• _Your goal_: Please state how many lines in the records below contain the word "JSON"; the answer should be a number and nothing else.

(Beginning of Input for this task)

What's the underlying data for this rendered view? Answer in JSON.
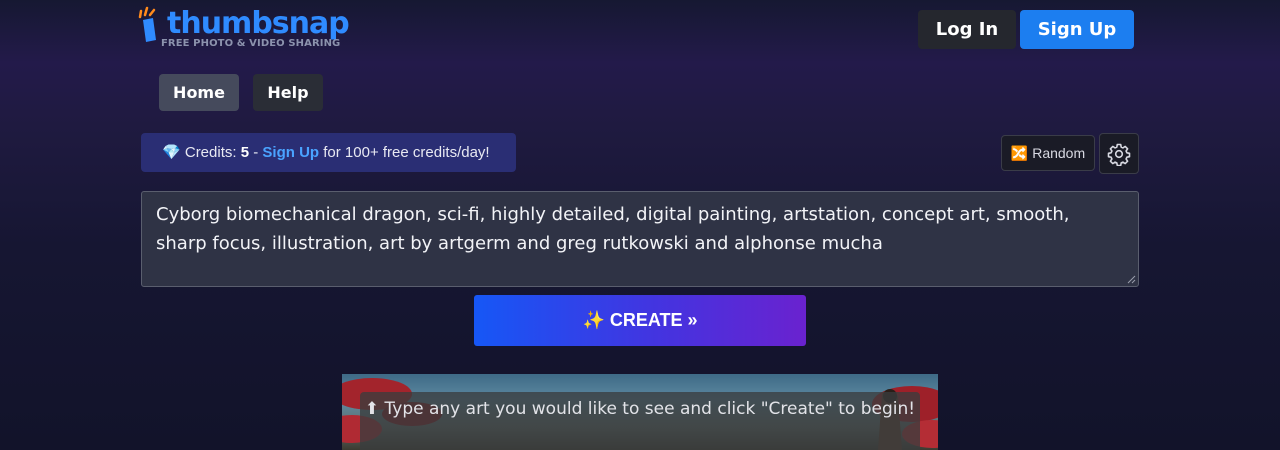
{
  "header": {
    "logo": {
      "name": "thumbsnap",
      "tagline": "FREE PHOTO & VIDEO SHARING"
    },
    "login_label": "Log In",
    "signup_label": "Sign Up"
  },
  "nav": {
    "items": [
      {
        "label": "Home",
        "active": true
      },
      {
        "label": "Help",
        "active": false
      }
    ]
  },
  "credits": {
    "icon": "gem-icon",
    "prefix": "Credits:",
    "count": "5",
    "separator": "-",
    "link_label": "Sign Up",
    "suffix": "for 100+ free credits/day!"
  },
  "toolbar": {
    "random_icon": "shuffle-icon",
    "random_label": "Random",
    "settings_icon": "gear-icon"
  },
  "prompt": {
    "value": "Cyborg biomechanical dragon, sci-fi, highly detailed, digital painting, artstation, concept art, smooth, sharp focus, illustration, art by artgerm and greg rutkowski and alphonse mucha"
  },
  "create": {
    "icon": "sparkles-icon",
    "label": "CREATE »"
  },
  "preview": {
    "hint": "⬆ Type any art you would like to see and click \"Create\" to begin!"
  },
  "colors": {
    "brand_blue": "#1c7ef0",
    "link_blue": "#4aa3ff",
    "credits_bg": "#2a2e74",
    "create_start": "#1657f6",
    "create_end": "#6a22cf"
  }
}
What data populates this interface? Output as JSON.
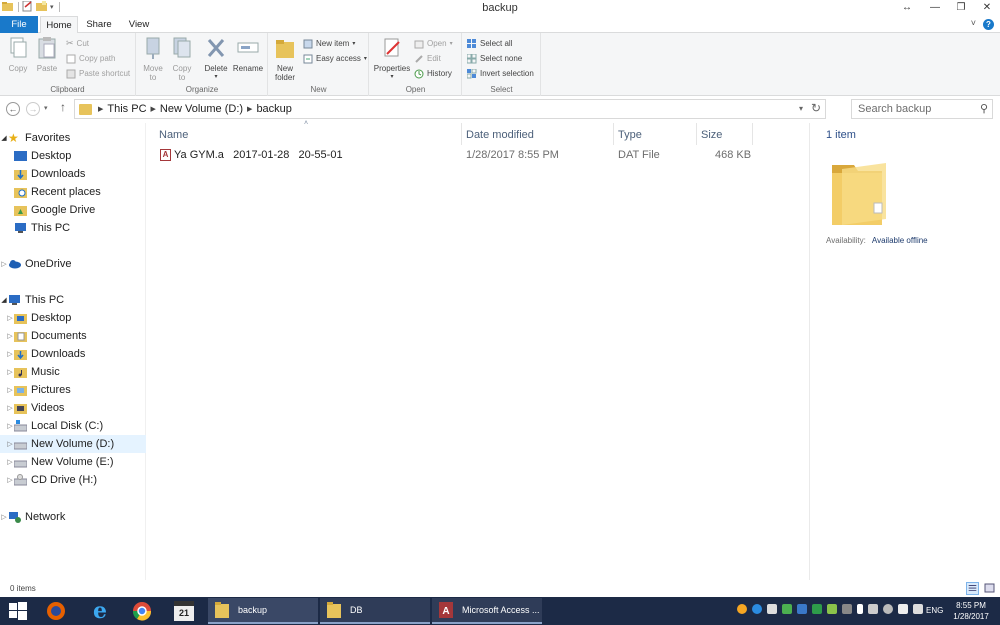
{
  "window": {
    "title": "backup"
  },
  "ribbon_tabs": [
    "File",
    "Home",
    "Share",
    "View"
  ],
  "clipboard": {
    "copy": "Copy",
    "paste": "Paste",
    "cut": "Cut",
    "copy_path": "Copy path",
    "paste_shortcut": "Paste shortcut",
    "label": "Clipboard"
  },
  "organize": {
    "move_to": "Move",
    "move_to2": "to",
    "copy_to": "Copy",
    "copy_to2": "to",
    "delete": "Delete",
    "rename": "Rename",
    "label": "Organize"
  },
  "new": {
    "new_folder": "New",
    "new_folder2": "folder",
    "new_item": "New item",
    "easy_access": "Easy access",
    "label": "New"
  },
  "open": {
    "properties": "Properties",
    "open": "Open",
    "edit": "Edit",
    "history": "History",
    "label": "Open"
  },
  "select": {
    "select_all": "Select all",
    "select_none": "Select none",
    "invert": "Invert selection",
    "label": "Select"
  },
  "address": {
    "crumbs": [
      "This PC",
      "New Volume (D:)",
      "backup"
    ],
    "search_placeholder": "Search backup"
  },
  "nav": {
    "favorites": "Favorites",
    "fav_items": [
      "Desktop",
      "Downloads",
      "Recent places",
      "Google Drive",
      "This PC"
    ],
    "onedrive": "OneDrive",
    "thispc": "This PC",
    "pc_items": [
      "Desktop",
      "Documents",
      "Downloads",
      "Music",
      "Pictures",
      "Videos",
      "Local Disk (C:)",
      "New Volume (D:)",
      "New Volume (E:)",
      "CD Drive (H:)"
    ],
    "network": "Network"
  },
  "columns": {
    "name": "Name",
    "date": "Date modified",
    "type": "Type",
    "size": "Size"
  },
  "files": [
    {
      "name": "Ya GYM.a   2017-01-28   20-55-01",
      "date": "1/28/2017 8:55 PM",
      "type": "DAT File",
      "size": "468 KB"
    }
  ],
  "details": {
    "count": "1 item",
    "availability_label": "Availability:",
    "availability_value": "Available offline"
  },
  "status": {
    "items": "0 items"
  },
  "taskbar": {
    "apps": [
      "backup",
      "DB",
      "Microsoft Access ..."
    ],
    "lang": "ENG",
    "time": "8:55 PM",
    "date": "1/28/2017",
    "calendar_day": "21"
  },
  "colors": {
    "accent": "#1979ca",
    "folder": "#e7c35b",
    "taskbar": "#1c2a46"
  }
}
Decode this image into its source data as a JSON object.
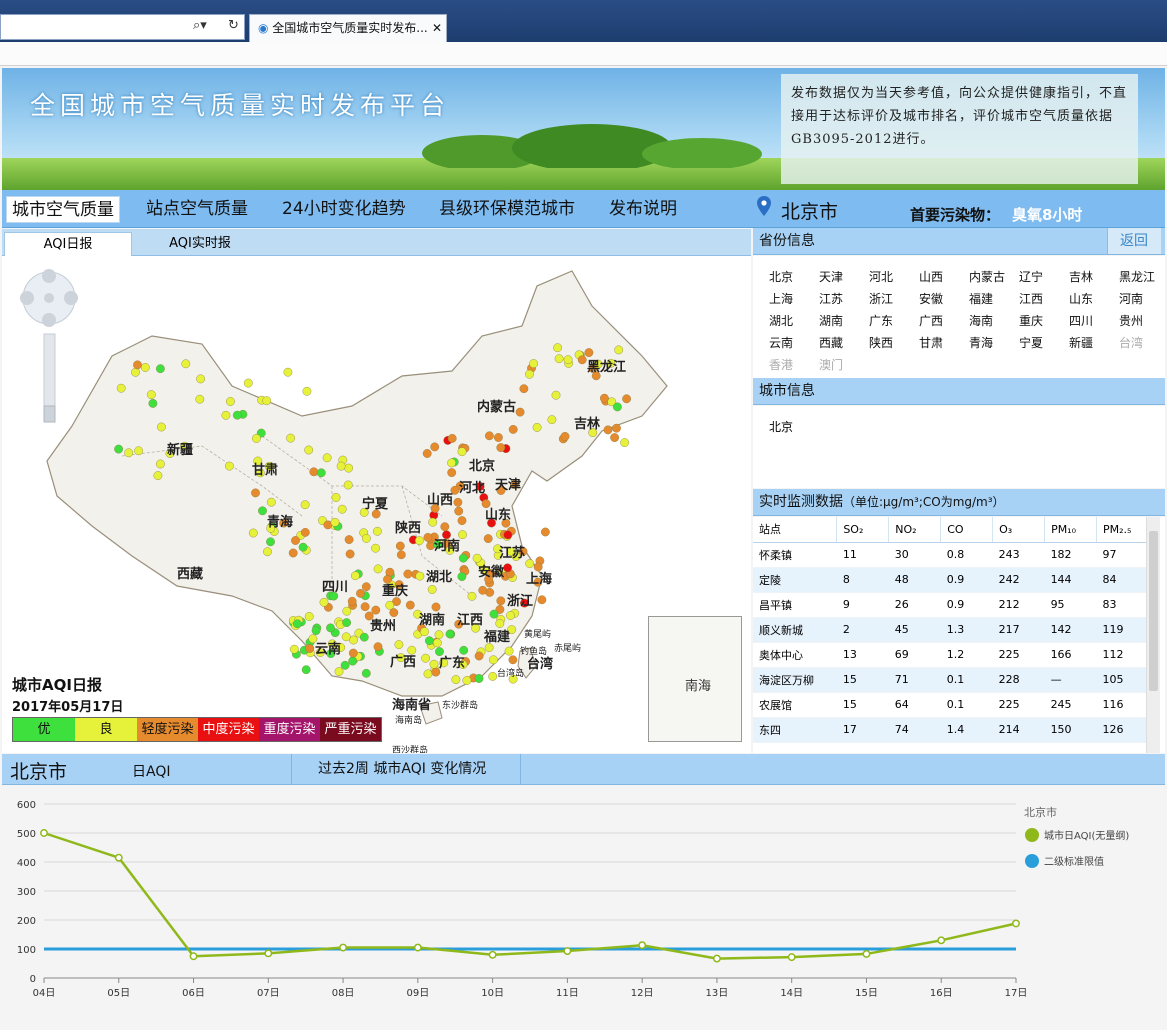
{
  "browser": {
    "tab_title": "全国城市空气质量实时发布..."
  },
  "banner": {
    "title": "全国城市空气质量实时发布平台",
    "notice": "发布数据仅为当天参考值，向公众提供健康指引，不直接用于达标评价及城市排名，评价城市空气质量依据GB3095-2012进行。"
  },
  "nav": {
    "items": [
      "城市空气质量",
      "站点空气质量",
      "24小时变化趋势",
      "县级环保模范城市",
      "发布说明"
    ],
    "city": "北京市",
    "pollutant_label": "首要污染物：",
    "pollutant_value": "臭氧8小时"
  },
  "map": {
    "tabs": [
      "AQI日报",
      "AQI实时报"
    ],
    "legend_title": "城市AQI日报",
    "legend_date": "2017年05月17日",
    "legend": [
      {
        "label": "优",
        "color": "#3ee03e"
      },
      {
        "label": "良",
        "color": "#e6f23a"
      },
      {
        "label": "轻度污染",
        "color": "#e68a2e"
      },
      {
        "label": "中度污染",
        "color": "#e81010"
      },
      {
        "label": "重度污染",
        "color": "#a3146a"
      },
      {
        "label": "严重污染",
        "color": "#7a0a1e"
      }
    ],
    "regions": [
      "黑龙江",
      "内蒙古",
      "吉林",
      "新疆",
      "甘肃",
      "北京",
      "天津",
      "宁夏",
      "山西",
      "河北",
      "青海",
      "陕西",
      "山东",
      "河南",
      "西藏",
      "四川",
      "重庆",
      "江苏",
      "安徽",
      "湖北",
      "上海",
      "贵州",
      "湖南",
      "江西",
      "浙江",
      "福建",
      "云南",
      "广西",
      "广东",
      "台湾",
      "海南省",
      "黄尾屿",
      "赤尾屿",
      "钓鱼岛",
      "台湾岛",
      "东沙群岛",
      "海南岛",
      "西沙群岛"
    ],
    "inset_label": "南海"
  },
  "province": {
    "title": "省份信息",
    "back": "返回",
    "list": [
      "北京",
      "天津",
      "河北",
      "山西",
      "内蒙古",
      "辽宁",
      "吉林",
      "黑龙江",
      "上海",
      "江苏",
      "浙江",
      "安徽",
      "福建",
      "江西",
      "山东",
      "河南",
      "湖北",
      "湖南",
      "广东",
      "广西",
      "海南",
      "重庆",
      "四川",
      "贵州",
      "云南",
      "西藏",
      "陕西",
      "甘肃",
      "青海",
      "宁夏",
      "新疆",
      "台湾",
      "香港",
      "澳门"
    ]
  },
  "city_info": {
    "title": "城市信息",
    "city": "北京"
  },
  "monitor": {
    "title": "实时监测数据",
    "unit": "（单位:μg/m³;CO为mg/m³）",
    "headers": [
      "站点",
      "SO₂",
      "NO₂",
      "CO",
      "O₃",
      "PM₁₀",
      "PM₂.₅"
    ],
    "rows": [
      [
        "怀柔镇",
        "11",
        "30",
        "0.8",
        "243",
        "182",
        "97"
      ],
      [
        "定陵",
        "8",
        "48",
        "0.9",
        "242",
        "144",
        "84"
      ],
      [
        "昌平镇",
        "9",
        "26",
        "0.9",
        "212",
        "95",
        "83"
      ],
      [
        "顺义新城",
        "2",
        "45",
        "1.3",
        "217",
        "142",
        "119"
      ],
      [
        "奥体中心",
        "13",
        "69",
        "1.2",
        "225",
        "166",
        "112"
      ],
      [
        "海淀区万柳",
        "15",
        "71",
        "0.1",
        "228",
        "—",
        "105"
      ],
      [
        "农展馆",
        "15",
        "64",
        "0.1",
        "225",
        "245",
        "116"
      ],
      [
        "东四",
        "17",
        "74",
        "1.4",
        "214",
        "150",
        "126"
      ]
    ]
  },
  "chart_section": {
    "city": "北京市",
    "tab1": "日AQI",
    "tab2": "过去2周 城市AQI 变化情况"
  },
  "chart_data": {
    "type": "line",
    "x": [
      "04日",
      "05日",
      "06日",
      "07日",
      "08日",
      "09日",
      "10日",
      "11日",
      "12日",
      "13日",
      "14日",
      "15日",
      "16日",
      "17日"
    ],
    "ylim": [
      0,
      600
    ],
    "yticks": [
      0,
      100,
      200,
      300,
      400,
      500,
      600
    ],
    "legend_title": "北京市",
    "series": [
      {
        "name": "城市日AQI(无量纲)",
        "color": "#8fb81a",
        "values": [
          500,
          415,
          75,
          85,
          105,
          105,
          80,
          93,
          113,
          67,
          72,
          83,
          130,
          188
        ]
      },
      {
        "name": "二级标准限值",
        "color": "#2a9ddb",
        "values": [
          100,
          100,
          100,
          100,
          100,
          100,
          100,
          100,
          100,
          100,
          100,
          100,
          100,
          100
        ]
      }
    ]
  }
}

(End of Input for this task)

• _Exercise solution_: 3